Timothy Meaher (1812 – 3 March 1892) was a wealthy Irish-American human trafficker, businessman and landowner. He built and owned the slave-ship Clotilda and was responsible for illegally smuggling the last enslaved Africans into the United States in 1860.
The illegal purchasing and transporting of slaves was made as a bet to see if Meaher could avoid the 1807 Act Prohibiting Importation of Slaves. Meaher reportedly described the bet as “a thousand dollars that inside two years I myself can bring a shipful of niggers right into Mobile Bay under the officers’ noses.” Meaher sold some of the slaves but took the rest to work for his brother James and himself. Meaher had its captain, William Foster (1825 – 1901), burn and scuttle Clotilda in Mobile Bay, attempting to destroy evidence of their joint lawbreaking. The wreck was located in 2019.

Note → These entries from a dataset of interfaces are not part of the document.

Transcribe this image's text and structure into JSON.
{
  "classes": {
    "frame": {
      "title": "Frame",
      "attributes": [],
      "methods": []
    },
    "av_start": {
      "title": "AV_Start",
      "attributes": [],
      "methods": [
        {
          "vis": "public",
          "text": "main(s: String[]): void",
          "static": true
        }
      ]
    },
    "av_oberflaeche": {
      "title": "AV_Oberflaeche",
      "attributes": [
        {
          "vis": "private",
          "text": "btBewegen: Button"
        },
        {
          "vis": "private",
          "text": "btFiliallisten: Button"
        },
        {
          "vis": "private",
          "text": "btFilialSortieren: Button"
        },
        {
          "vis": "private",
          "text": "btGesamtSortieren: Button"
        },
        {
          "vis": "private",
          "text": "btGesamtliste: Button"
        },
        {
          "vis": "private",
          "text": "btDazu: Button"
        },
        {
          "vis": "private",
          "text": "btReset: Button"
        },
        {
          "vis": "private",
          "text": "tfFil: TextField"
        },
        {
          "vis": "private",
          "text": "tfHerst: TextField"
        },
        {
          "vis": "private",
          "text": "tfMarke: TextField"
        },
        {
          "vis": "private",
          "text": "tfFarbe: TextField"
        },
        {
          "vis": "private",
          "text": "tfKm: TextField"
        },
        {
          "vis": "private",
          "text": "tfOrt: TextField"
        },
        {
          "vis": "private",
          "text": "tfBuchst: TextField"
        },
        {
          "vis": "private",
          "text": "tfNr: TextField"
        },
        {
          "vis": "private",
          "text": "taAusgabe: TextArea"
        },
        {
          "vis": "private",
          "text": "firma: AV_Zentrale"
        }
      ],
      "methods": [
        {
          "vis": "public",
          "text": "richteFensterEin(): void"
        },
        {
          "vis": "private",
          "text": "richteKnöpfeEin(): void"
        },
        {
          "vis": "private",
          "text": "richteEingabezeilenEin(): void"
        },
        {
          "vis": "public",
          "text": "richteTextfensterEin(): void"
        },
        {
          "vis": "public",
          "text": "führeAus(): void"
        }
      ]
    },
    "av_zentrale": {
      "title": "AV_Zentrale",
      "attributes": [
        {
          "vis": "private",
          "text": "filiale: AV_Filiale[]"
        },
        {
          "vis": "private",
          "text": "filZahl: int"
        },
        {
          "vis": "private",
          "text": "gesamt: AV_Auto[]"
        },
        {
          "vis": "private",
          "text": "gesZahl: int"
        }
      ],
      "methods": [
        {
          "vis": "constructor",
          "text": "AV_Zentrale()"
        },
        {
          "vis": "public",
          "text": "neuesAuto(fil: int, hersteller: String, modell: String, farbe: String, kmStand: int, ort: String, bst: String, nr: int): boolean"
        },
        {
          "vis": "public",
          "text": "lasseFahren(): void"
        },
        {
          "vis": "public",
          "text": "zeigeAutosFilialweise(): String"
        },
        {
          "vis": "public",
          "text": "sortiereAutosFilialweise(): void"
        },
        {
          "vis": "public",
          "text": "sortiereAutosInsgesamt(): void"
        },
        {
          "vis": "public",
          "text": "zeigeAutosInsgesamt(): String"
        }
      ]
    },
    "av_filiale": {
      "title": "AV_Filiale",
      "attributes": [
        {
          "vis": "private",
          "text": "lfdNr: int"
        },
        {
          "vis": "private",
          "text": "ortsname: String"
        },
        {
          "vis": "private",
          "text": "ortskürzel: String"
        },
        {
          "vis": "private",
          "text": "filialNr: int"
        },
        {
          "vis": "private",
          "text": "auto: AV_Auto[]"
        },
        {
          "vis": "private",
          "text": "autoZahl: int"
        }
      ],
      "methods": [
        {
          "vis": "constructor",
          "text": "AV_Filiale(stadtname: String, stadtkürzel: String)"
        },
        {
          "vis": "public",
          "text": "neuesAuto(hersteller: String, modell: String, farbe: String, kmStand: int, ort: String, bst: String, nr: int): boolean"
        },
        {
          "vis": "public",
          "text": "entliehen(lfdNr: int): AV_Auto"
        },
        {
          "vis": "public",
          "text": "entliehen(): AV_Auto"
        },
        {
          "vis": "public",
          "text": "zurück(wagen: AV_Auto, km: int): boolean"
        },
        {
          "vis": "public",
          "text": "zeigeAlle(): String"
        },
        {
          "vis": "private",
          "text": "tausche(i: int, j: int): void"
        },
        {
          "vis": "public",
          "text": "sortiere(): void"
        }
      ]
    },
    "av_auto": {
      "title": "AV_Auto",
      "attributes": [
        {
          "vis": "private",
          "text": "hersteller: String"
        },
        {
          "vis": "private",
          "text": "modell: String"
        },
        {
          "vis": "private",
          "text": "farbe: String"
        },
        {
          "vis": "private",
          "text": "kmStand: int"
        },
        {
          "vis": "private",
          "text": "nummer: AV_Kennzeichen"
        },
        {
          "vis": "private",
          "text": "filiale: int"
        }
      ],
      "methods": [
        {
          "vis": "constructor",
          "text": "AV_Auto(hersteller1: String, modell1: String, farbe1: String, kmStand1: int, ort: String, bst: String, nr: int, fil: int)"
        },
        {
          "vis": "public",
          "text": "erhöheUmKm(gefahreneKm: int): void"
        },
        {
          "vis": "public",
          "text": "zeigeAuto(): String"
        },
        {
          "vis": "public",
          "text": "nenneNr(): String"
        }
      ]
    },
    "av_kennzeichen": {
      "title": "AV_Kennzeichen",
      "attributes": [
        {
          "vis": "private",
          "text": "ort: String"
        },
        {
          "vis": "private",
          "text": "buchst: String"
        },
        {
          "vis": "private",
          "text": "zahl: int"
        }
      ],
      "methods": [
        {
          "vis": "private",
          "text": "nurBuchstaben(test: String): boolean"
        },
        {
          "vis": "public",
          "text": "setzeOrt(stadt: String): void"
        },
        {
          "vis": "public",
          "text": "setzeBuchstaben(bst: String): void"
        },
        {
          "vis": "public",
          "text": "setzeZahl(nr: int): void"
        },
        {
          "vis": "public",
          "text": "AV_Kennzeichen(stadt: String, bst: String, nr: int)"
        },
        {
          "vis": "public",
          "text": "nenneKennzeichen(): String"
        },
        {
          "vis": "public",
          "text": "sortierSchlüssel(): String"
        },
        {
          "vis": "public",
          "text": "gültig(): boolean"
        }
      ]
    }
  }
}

The slaves were freed in 1865, but Timothy Meaher refused to help them return home or provide reparations. He sold them some land where they created the slave colony of Africatown. The United States government attempted to charge Meaher, but due to factors such as difficulty proving the crime and the Civil War, he was never prosecuted. However in 1890, two years before his death, Meaher bragged in a newspaper interview about his slave trading.
Death and legacy
Timothy Meaher died on 3 March 1892 in Mobile, Alabama. He is buried at the Catholic Cemetery in Toulminville, Alabama. The Meaher family is still prominent in Alabama, with Meaher State Park bearing the name, as well as a Meaher Avenue running through Africatown. The family has refused to make any statement “about their sinister ancestor’s crime” or release his personal papers. Some of the family members composed a letter with a public statement in October 2022 expressing disapproval of their ancestors action.